He raised his hands, and once more the huge, double-edged crystal sword sprang to life. Camuse smiled and, standing, reached to claim a spear from a rack on the wall.
“Now or never,” Kabi said, giving Camuse an evil grin.
Camuse once again thanked his lucky stars that the stimulant was still running through his veins, letting his old, tired bones and muscles perform like those of a young buck. He circled Kabi carefully, looking for his opening, then pounced.
The two men fought ferociously, glittering shards of crystal flying through the air as Kabi blocked hit after hit. Kabi gritted his teeth, finding the place of focus as fast as he could, concentrating only on defending himself. Then he was pulled away from the power as the ship rocked.
“Only forty-five seconds to take-off,” pointed out the ship's computer in a droning voice.
“Looks like we don't have much time, Lord Camuse,” said Kabi, playing for seconds as he desperately tried to reach his place of focus again.

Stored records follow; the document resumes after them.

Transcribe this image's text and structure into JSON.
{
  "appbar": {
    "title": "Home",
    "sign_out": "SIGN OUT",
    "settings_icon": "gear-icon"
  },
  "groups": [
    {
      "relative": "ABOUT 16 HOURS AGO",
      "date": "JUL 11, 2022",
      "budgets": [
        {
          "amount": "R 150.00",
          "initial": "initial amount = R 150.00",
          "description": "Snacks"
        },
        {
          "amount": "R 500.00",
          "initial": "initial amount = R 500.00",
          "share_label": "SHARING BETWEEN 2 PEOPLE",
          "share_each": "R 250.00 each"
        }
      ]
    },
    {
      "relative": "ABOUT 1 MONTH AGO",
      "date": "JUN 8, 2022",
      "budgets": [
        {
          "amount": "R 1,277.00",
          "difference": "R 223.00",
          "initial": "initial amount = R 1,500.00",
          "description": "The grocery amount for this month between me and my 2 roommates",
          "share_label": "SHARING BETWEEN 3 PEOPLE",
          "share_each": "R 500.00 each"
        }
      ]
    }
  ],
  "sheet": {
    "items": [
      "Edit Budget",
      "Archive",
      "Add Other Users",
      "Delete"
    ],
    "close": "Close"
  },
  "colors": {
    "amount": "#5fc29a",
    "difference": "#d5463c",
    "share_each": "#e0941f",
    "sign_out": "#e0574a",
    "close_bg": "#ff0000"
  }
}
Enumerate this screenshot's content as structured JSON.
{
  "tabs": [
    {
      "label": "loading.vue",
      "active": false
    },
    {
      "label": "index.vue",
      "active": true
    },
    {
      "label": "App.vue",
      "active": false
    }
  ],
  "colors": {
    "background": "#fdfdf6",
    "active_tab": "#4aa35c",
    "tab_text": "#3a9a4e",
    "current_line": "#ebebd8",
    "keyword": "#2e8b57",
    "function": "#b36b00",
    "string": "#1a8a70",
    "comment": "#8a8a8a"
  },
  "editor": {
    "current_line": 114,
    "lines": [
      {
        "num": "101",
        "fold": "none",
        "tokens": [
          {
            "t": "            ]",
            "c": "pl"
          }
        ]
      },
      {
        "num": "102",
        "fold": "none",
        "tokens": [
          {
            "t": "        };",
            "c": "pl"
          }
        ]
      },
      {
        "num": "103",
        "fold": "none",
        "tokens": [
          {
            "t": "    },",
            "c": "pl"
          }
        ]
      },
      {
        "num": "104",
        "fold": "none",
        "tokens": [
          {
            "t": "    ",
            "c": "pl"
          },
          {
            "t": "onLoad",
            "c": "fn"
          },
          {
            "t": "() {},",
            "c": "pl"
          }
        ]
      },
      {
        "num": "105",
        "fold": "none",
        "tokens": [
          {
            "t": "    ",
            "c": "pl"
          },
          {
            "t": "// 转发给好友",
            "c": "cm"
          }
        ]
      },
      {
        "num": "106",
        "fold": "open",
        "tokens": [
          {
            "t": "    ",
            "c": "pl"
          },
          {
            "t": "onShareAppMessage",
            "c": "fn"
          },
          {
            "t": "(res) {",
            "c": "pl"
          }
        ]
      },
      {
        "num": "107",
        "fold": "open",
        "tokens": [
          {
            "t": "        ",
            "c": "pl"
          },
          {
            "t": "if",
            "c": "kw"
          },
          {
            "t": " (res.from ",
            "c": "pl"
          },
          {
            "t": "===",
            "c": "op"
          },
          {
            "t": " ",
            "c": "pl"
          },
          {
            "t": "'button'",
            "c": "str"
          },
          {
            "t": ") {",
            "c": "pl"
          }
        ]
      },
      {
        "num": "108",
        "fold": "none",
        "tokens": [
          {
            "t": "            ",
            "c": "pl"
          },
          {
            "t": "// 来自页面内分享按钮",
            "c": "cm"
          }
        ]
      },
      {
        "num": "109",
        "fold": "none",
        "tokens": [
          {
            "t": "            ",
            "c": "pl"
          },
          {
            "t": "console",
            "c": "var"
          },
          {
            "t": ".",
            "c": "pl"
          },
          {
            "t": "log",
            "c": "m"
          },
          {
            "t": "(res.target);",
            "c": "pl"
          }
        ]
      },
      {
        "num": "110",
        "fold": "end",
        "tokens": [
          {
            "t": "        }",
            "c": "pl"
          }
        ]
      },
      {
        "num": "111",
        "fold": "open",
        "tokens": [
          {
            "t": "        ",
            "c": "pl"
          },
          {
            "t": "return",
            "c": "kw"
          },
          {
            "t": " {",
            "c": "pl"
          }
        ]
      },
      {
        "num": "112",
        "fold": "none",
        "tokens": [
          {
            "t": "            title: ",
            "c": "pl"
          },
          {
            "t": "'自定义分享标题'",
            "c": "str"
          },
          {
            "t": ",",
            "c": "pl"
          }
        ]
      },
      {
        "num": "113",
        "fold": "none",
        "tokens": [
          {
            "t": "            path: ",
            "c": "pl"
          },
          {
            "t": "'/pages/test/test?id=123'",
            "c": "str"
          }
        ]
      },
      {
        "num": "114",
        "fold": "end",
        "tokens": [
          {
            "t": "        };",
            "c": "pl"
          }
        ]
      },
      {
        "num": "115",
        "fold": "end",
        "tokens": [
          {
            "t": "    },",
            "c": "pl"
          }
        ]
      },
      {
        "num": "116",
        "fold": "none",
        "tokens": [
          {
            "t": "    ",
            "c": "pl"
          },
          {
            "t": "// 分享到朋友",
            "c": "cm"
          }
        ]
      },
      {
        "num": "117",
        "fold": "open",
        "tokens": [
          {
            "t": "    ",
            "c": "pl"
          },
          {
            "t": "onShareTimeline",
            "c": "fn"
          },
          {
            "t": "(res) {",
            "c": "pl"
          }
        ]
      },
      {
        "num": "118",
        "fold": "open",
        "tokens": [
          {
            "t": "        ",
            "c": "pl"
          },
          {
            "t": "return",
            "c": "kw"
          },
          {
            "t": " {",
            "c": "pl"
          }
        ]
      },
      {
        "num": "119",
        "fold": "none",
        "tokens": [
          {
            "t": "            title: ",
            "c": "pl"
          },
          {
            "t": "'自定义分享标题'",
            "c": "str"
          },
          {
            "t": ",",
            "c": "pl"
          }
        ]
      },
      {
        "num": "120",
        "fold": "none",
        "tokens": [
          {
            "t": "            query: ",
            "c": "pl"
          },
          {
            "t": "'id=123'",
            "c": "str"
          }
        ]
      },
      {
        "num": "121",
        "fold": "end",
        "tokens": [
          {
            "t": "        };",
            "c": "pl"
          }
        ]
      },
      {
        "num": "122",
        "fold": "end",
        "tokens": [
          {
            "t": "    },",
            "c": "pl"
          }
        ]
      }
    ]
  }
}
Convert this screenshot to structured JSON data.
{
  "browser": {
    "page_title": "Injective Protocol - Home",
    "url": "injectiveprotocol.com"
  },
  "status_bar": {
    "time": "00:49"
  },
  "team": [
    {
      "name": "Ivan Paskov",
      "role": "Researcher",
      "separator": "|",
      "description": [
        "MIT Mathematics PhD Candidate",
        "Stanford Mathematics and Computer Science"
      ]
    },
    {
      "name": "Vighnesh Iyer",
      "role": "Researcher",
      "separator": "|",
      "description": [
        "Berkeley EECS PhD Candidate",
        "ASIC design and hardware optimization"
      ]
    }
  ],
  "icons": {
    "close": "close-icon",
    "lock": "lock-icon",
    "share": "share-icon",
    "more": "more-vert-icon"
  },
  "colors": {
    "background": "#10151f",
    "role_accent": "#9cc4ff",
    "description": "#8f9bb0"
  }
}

Camuse laughed. “Then die!”
He thrust forward, and as soon as he moved, Kabi knew that he'd been caught off guard. He twisted his sword, but with no power and little concentration, he knew that his time had come. Camuse's spear drew closer, moving almost in slow motion, and Kabi grinned, determined to meet death with a smile.
Then the ship rocked again.

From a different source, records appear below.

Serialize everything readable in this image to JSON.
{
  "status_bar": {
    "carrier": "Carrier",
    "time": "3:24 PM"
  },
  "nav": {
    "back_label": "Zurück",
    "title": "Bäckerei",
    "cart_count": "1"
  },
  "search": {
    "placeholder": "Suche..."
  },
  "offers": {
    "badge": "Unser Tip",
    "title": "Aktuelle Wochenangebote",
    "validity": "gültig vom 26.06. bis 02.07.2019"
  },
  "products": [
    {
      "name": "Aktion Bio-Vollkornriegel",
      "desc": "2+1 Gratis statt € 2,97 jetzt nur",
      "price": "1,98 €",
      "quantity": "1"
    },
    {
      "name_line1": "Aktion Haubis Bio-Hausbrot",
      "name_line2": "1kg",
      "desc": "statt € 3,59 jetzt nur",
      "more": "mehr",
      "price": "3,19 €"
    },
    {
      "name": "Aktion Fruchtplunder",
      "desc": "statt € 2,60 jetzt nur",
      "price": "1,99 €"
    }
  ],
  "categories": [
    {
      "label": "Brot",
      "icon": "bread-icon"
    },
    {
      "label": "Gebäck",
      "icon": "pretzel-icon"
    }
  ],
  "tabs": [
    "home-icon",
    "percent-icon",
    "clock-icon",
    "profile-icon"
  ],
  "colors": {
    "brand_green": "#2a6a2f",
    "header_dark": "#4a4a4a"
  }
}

Camuse's delicate footwork had left him in an awkward position, balancing on his toes. As the ship jerked, he was pushed forwards by momentum, and Kabi's blade was in just the right position. Camuse screamed in agony as he was impaled on the massive crystal sword. But he was dead before he reached the hilt.
The ship began to shake violently, causing Kabi to drop his weapon. He had little time now. Systems began coming online, electronics flickering and beeping. And then the main display system hissed and blinked, and a familiar face appeared.

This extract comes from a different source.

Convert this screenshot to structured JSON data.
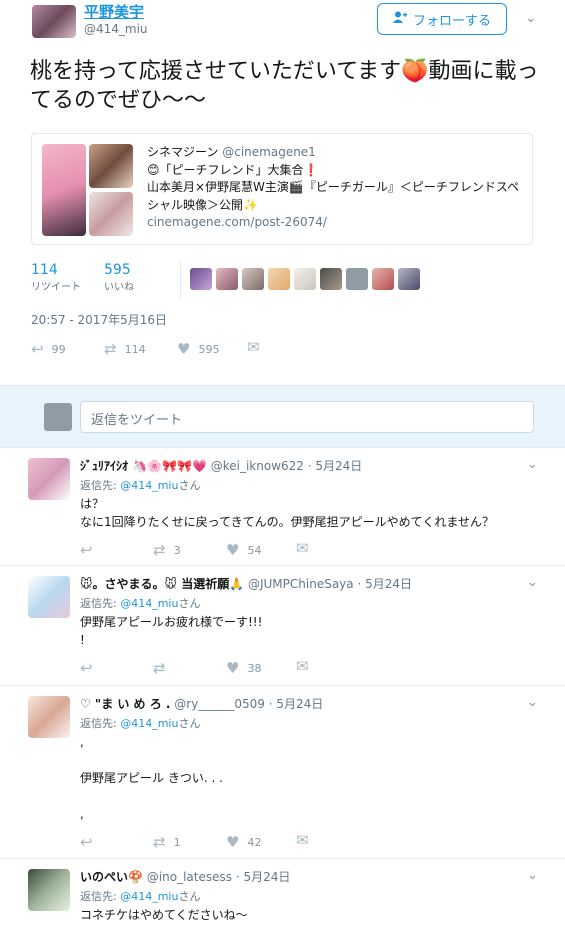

“Scorpio. So good to see you again.”
Kabi swore vehemently.
“Now, now, Scorpio,” said the Supreme Emperor, smiling gently. “There's no need for that kind of language. You forced me to do this, after all.” He sighed, a false look of wistfulness on his face. “I shall miss you,” he said. “Goodbye, Scorpio, my brother-in-arms.”
And with that, the ship gave one last violent judder and began to ascend, its thrusters burning into life, pushing up out of the massive hole in the ground.
“Farewell,” whispered Kabi to those he loved best.
The Freedom had sailed to the closest bay possible to the launch site. The others had all returned; only Kabi remained on the island. Those standing on the open deck heard the roar of the ship’s launching before they saw it. Then the smooth, sleek shape of the craft slid out of the launch bay and began to rise into the deep blue of the sky. Following it with their eyes, they watched the spaceship fly closer and closer to the sun. And all were watching as it erupted into a fireball.
Maicee felt the tears spill down his face and collapsed to his knees, his head in his hands. He knelt, shivering, unable to believe that his uncle was gone. The others bowed their heads in recognition of the price they had paid. The mission was almost over. It had been a success. But KabiOnn had made the ultimate sacrifice.
Gulping in a deep breath and ignoring her tears, Lucia gave the order.
“Set sail for Britannia.”
And the Freedom slowly turned away from New Heaven and pointed itself towards the open sea.